• Activity: Give back every entry in full, exactly as it reads.

· · · · · · ·

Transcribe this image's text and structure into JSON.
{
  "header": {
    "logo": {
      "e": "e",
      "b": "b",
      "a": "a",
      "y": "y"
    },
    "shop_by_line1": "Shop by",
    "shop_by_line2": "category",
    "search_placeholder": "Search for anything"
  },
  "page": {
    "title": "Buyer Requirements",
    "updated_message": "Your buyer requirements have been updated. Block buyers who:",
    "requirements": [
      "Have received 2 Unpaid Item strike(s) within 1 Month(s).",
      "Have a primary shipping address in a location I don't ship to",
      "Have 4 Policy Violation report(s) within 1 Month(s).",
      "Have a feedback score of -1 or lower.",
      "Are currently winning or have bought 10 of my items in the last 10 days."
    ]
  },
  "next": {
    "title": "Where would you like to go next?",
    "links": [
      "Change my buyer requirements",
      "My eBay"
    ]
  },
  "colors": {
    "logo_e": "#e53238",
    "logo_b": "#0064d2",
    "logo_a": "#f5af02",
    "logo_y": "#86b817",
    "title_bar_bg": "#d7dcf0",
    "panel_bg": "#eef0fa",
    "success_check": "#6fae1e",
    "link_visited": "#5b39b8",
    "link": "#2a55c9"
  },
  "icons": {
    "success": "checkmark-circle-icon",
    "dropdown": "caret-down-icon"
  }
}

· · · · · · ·

• Exercise output:
Transcribe this image's text and structure into JSON.
{
  "header": {
    "logo": {
      "e": "e",
      "b": "b",
      "a": "a",
      "y": "y"
    },
    "shop_by_line1": "Shop by",
    "shop_by_line2": "category",
    "search_placeholder": "Search for anything"
  },
  "page": {
    "title": "Buyer Requirements",
    "updated_message": "Your buyer requirements have been updated. Block buyers who:",
    "requirements": [
      "Have received 2 Unpaid Item strike(s) within 1 Month(s).",
      "Have a primary shipping address in a location I don't ship to",
      "Have 4 Policy Violation report(s) within 1 Month(s).",
      "Have a feedback score of -1 or lower.",
      "Are currently winning or have bought 10 of my items in the last 10 days."
    ]
  },
  "next": {
    "title": "Where would you like to go next?",
    "links": [
      "Change my buyer requirements",
      "My eBay"
    ]
  },
  "colors": {
    "logo_e": "#e53238",
    "logo_b": "#0064d2",
    "logo_a": "#f5af02",
    "logo_y": "#86b817",
    "title_bar_bg": "#d7dcf0",
    "panel_bg": "#eef0fa",
    "success_check": "#6fae1e",
    "link_visited": "#5b39b8",
    "link": "#2a55c9"
  },
  "icons": {
    "success": "checkmark-circle-icon",
    "dropdown": "caret-down-icon"
  }
}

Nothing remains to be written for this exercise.